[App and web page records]

----

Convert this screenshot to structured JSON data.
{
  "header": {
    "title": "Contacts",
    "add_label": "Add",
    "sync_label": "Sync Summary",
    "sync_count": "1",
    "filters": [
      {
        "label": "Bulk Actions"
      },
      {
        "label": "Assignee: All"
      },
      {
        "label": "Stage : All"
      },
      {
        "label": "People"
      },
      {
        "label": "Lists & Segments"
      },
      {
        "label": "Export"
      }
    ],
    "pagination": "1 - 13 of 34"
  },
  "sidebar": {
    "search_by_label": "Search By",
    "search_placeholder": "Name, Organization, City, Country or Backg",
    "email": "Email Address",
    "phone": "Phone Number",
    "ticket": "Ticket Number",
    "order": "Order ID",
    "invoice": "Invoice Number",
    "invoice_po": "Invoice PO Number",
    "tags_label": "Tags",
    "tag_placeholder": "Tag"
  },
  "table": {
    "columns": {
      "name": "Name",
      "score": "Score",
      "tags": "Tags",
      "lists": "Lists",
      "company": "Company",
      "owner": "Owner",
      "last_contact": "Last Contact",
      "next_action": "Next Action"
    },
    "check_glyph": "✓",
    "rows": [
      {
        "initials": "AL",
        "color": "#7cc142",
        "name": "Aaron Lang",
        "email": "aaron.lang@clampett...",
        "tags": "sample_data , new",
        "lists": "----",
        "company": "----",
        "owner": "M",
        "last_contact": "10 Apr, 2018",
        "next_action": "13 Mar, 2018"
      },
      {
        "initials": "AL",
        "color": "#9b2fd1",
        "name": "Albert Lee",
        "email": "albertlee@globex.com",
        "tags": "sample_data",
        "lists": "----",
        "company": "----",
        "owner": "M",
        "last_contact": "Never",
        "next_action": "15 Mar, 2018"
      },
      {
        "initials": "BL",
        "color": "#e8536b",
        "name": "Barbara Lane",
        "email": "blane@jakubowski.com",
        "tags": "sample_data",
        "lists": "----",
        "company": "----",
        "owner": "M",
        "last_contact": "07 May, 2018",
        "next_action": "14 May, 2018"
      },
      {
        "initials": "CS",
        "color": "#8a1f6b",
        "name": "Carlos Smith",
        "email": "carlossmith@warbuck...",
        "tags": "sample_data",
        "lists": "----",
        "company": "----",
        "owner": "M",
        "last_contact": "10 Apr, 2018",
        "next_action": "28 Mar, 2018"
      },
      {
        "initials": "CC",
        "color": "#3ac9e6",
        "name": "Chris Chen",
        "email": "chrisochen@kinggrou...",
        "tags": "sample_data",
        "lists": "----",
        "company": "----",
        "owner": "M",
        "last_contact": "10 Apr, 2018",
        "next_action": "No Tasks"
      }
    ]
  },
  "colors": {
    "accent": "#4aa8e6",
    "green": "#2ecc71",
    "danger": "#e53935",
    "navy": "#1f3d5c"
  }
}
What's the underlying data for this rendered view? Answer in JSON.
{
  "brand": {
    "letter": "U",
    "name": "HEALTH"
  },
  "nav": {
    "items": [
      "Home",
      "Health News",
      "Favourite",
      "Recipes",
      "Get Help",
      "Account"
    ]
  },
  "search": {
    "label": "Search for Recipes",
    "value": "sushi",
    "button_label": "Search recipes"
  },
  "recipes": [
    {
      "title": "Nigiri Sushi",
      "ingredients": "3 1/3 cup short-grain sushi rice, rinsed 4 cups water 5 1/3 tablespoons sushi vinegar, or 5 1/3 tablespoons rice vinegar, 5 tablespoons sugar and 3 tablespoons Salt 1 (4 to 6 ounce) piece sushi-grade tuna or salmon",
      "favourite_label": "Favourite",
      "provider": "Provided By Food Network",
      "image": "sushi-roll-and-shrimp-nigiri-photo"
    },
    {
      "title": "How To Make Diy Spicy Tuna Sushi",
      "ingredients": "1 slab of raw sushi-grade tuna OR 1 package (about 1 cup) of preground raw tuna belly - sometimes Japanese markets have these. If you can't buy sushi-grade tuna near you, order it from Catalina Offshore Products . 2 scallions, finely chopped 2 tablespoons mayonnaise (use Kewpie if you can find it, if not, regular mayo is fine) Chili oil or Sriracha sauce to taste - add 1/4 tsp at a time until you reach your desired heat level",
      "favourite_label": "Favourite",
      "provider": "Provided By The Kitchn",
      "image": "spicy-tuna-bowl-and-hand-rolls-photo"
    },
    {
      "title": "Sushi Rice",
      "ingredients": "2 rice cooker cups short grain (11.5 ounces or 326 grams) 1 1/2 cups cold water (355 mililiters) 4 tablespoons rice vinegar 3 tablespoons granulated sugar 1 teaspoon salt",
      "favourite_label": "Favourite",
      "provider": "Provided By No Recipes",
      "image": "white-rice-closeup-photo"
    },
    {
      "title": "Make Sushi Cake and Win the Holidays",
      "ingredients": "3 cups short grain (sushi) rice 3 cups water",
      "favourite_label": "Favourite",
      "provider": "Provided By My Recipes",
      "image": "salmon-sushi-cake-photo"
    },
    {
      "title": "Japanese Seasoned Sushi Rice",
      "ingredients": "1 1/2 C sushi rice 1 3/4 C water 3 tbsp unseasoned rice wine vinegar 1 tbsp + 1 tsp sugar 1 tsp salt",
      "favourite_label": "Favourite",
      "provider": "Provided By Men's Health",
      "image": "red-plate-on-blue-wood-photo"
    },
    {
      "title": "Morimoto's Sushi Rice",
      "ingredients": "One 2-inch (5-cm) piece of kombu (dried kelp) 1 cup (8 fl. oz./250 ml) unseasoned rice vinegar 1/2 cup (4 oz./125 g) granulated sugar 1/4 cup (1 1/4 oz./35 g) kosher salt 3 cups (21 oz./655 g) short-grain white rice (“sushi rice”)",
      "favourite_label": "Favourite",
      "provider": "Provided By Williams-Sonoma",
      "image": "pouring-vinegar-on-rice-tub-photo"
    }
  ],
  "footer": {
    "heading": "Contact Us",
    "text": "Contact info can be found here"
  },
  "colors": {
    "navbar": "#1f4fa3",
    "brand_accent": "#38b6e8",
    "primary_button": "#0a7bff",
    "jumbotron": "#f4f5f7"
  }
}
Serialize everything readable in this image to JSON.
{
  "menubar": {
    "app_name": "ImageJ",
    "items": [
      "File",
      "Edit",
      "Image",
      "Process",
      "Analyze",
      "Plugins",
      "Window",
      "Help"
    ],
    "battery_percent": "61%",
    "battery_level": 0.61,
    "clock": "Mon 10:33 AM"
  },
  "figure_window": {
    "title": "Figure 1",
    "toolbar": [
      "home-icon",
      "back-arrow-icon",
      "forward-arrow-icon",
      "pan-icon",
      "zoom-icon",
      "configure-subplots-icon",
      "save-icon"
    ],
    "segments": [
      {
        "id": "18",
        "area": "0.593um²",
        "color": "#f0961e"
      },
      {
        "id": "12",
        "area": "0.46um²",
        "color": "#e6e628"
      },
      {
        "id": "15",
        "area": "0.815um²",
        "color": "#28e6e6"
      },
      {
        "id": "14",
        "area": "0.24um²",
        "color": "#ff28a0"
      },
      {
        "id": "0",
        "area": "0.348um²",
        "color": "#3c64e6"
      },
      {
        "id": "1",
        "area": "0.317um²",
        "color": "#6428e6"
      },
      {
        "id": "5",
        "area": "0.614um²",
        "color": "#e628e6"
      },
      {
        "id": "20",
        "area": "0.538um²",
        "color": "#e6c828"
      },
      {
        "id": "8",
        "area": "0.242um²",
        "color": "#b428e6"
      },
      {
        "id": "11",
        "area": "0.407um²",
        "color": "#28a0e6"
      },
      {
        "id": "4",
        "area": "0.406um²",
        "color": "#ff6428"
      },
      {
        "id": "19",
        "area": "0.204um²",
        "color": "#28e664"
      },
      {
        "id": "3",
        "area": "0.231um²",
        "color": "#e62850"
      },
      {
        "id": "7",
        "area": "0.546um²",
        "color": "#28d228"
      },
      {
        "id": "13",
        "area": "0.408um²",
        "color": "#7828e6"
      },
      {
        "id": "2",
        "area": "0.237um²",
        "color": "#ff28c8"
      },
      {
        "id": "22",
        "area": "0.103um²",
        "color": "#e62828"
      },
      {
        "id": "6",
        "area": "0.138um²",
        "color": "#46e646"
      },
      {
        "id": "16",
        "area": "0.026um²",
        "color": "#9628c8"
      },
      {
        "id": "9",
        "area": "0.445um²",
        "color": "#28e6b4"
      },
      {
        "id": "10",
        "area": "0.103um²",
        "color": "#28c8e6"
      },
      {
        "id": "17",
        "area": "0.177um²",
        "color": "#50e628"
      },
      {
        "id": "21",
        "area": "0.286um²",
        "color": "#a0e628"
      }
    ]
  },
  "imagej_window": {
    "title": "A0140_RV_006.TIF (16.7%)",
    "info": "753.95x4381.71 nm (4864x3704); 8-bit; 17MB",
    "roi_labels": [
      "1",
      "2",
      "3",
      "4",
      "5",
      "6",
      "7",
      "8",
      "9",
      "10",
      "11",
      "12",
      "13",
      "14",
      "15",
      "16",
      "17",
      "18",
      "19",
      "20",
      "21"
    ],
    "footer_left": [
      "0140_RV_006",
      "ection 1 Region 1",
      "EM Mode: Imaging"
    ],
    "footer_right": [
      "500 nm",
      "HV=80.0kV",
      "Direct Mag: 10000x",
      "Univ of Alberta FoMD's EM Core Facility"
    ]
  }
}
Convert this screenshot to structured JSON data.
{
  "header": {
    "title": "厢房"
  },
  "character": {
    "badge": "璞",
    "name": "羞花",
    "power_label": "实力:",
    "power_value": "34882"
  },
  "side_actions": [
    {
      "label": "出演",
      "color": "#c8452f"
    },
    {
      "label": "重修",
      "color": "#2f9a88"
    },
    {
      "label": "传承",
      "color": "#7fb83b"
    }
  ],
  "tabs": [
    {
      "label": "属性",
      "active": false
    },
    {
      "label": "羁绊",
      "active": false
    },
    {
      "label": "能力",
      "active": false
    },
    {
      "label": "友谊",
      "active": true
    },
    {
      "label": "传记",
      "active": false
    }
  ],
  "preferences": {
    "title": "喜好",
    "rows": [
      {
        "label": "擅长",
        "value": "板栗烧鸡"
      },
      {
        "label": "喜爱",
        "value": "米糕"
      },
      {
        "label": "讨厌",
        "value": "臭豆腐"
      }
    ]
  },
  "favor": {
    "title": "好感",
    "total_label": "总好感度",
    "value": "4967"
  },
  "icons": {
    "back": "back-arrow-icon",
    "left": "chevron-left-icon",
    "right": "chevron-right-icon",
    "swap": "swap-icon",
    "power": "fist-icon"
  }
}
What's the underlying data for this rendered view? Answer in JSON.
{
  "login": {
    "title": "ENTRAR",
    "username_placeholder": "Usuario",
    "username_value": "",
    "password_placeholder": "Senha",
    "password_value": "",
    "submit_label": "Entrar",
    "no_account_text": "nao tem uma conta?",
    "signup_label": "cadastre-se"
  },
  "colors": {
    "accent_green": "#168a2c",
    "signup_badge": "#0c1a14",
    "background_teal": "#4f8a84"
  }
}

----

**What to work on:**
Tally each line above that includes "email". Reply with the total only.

**Written response:**
6